The Preliminary Study of Family Resilience and Its Correlates Among Cancer Parents

Sunday, 27 July 2014

Wei-Ching Chen, RN, BS
Graduate Institute of nursing, National Defense Medical Center, Taipei City, Taiwan
Chin-Mi Chen, PhD, RN
School of Nursing, National Defense Medical Center, Taipei, Taiwan

Purpose: The purpose of this study was to explore the relationships of perceived stress, parent-adolescent communication, and family resilience among the parents with cancer. The family resilience framework that was developed by Walsh (2003) was used as the theoretical framework of this study.

Methods: The study was a cross-sectional design, and participants were included by convenience sampling. Inclusion criteria were 1) diagnosed with cancer over 3 months, and 2) being parents with adolescent children. Data were collected by a structured questionnaire that consisted of a demographic information datasheet and three scales: perceived stress scale, family resilience scale, and parent-adolescent communication scale. The IRB approvals ensured that participants’ human rights were considered and protected.

Results: Eleven patients (6 fathers; 5 mothers) were recruited from a medical center in the northern of Taiwan. Mean score of the perceived stress were 23 (SD=1.732) for fathers, and 19 (SD=3.194) for mothers. Mean score of the parent-adolescent communication were 66 (SD=5.489) for fathers, and 68.2 (SD=2.691) for mothers. Mean score of the family resilience were 93.83 (SD=7.855) for fathers, and 89.6 (SD=9.19) for mothers.

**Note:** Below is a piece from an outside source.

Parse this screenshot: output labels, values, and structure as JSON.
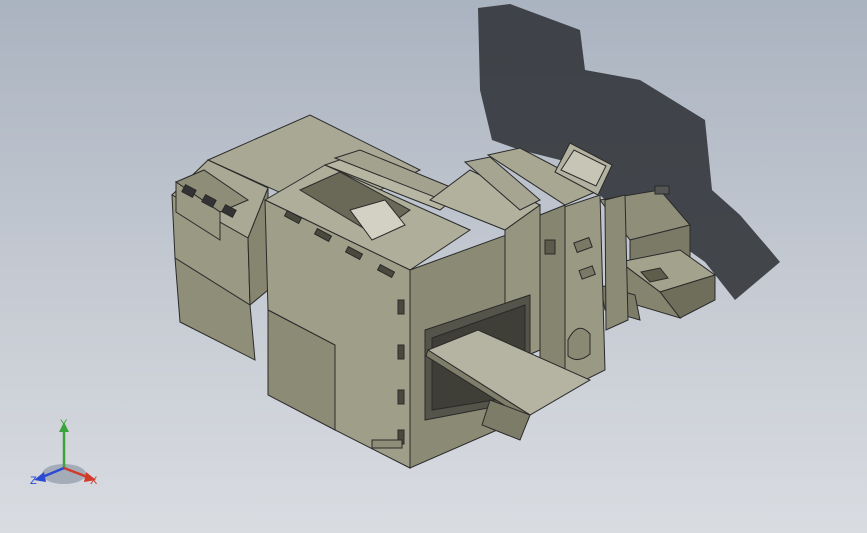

In addition, family resilience negatively correlated with perceived stress (r = -0.170), and positively with parent-adolescent communication (r = 0.245).

Conclusion: These results reveal the feasibility of this study and showed this mean score of each scale may be various between fathers and mothers. Perceived stress and parent-adolescent communication may be the correlates of family resilience. Therefore, we need more participants to prove these preliminary findings.